Webb's student population is made up almost entirely of economically disadvantaged children, according to the Texas Education Agency. About 62 percent of students have limited English language skills.
Principal Michael Martin said the reading, math and science curriculum that is woven into the camp experience helps his students improve their performance on the state's standardized tests.
He said the district average on the fifth-grade science portion of the Texas Assessment of Knowledge and Skills is 82; Webb's students scored 92.
Besides the camping program, Rotary has a college scholarship program that awards $750 per semester to all students who finish sixth grade at Webb and go on to graduate from high school. According to Rotary records, the scholarship program began in 1995 and the first student to attend college on a Webb scholarship did so in fall 2002. The group has awarded 160 scholarships, and 31 students have graduated since 2002.
Stavinoha said the club launched the Camp Grady Spruce program about 15 years ago. "It's the smiles on the faces of the children while attending camp or the giggles while they are sharing their camp experiences that inspires the club members to continue the Camp Grady Spruce tradition," she said.
About 85 kids attend each year. The annual cost, which is funded by donations and fundraising, is about $8,000. The club supplies coats and jackets for any campers in need, and each child receives a backpack as he or she boards the bus for the two-hour trip that contains gloves, hand sanitizer, pencils, pads, dental products and various other supplies that might come in handy at camp.
Last week, the Rotary Club held its meeting in the school library, where a handful of campers and teachers who serve as camp counselors presented a program about the camp.
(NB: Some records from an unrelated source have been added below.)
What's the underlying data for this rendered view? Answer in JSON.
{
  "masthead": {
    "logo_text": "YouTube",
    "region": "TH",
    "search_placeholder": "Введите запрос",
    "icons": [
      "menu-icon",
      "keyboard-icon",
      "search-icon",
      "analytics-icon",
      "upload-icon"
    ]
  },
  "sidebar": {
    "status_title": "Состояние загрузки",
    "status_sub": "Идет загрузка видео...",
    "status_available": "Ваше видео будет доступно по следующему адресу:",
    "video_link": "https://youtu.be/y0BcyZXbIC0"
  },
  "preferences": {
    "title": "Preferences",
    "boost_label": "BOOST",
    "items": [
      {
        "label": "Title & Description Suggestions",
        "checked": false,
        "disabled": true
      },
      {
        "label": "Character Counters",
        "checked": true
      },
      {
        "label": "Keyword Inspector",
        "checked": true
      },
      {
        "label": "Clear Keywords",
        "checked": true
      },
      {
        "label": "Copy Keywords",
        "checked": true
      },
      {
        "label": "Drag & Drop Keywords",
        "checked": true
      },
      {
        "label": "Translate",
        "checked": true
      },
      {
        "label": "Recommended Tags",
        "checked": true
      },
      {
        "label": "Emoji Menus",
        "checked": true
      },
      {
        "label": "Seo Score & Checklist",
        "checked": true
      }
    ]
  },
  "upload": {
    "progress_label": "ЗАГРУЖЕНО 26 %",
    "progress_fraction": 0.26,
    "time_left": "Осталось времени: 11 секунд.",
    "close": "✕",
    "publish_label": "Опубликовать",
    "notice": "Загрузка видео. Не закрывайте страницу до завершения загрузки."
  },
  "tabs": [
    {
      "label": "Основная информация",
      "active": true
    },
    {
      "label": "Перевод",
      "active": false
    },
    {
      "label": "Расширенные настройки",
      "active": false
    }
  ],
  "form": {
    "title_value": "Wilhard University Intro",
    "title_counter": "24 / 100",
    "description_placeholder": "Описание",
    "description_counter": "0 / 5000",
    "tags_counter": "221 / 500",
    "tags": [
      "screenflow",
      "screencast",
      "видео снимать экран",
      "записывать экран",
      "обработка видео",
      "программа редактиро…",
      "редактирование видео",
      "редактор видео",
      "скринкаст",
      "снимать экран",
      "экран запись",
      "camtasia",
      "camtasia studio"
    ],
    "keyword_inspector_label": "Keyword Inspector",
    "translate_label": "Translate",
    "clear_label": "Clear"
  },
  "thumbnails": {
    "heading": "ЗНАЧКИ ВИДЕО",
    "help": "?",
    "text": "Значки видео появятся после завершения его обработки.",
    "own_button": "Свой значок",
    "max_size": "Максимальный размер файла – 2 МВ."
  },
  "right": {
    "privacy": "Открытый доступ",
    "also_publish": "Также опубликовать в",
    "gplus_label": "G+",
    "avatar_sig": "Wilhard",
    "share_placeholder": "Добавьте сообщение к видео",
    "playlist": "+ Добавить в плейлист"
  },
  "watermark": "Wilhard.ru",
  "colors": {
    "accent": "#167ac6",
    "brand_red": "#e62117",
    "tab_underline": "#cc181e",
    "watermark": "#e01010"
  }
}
As club members enjoyed a delicious brisket lunch prepared by two Rotarians for the occasion, the students and teachers described the impact of the camping program.
Stephanie, a South African immigrant who formerly only spoke French, told her audience in near perfect English about her awe of the horses' size, and the boat ride to Devil's Island.
"We almost froze!" declared student Jalanna, eliciting the biggest laugh from the audience. But she eventually overcame her discomfort to learn how to make a catapult and learn survival skills.
Physical education teacher Suzy Springob presented a video collage of camp experiences including archery, horseback riding, hiking, and several memorable scenes of blindfolded students perilously making their way along a sensory trail. "The science-related activities that are experienced at Camp Grady Spruce are outstanding," she said.
As for Enrique, he said the things he learned on the sensory trail and how to use a compass will help prepare him for the State of Texas Assessment of Academic Readiness, which will replace the TAKS. As for his favorite, it was definitely the horseback riding.
"It was a really big horse!" he said. "Her name was Ginger. I just thought of her as a gingerbread man so I wouldn't be afraid."
"He made me understand that he can do things without me. When I saw he could do it, it made me feel 10 years younger -- it made me strong," said Enrique's mom, the single mother of three.
And now Enrique is looking for a way to attend a summer camp.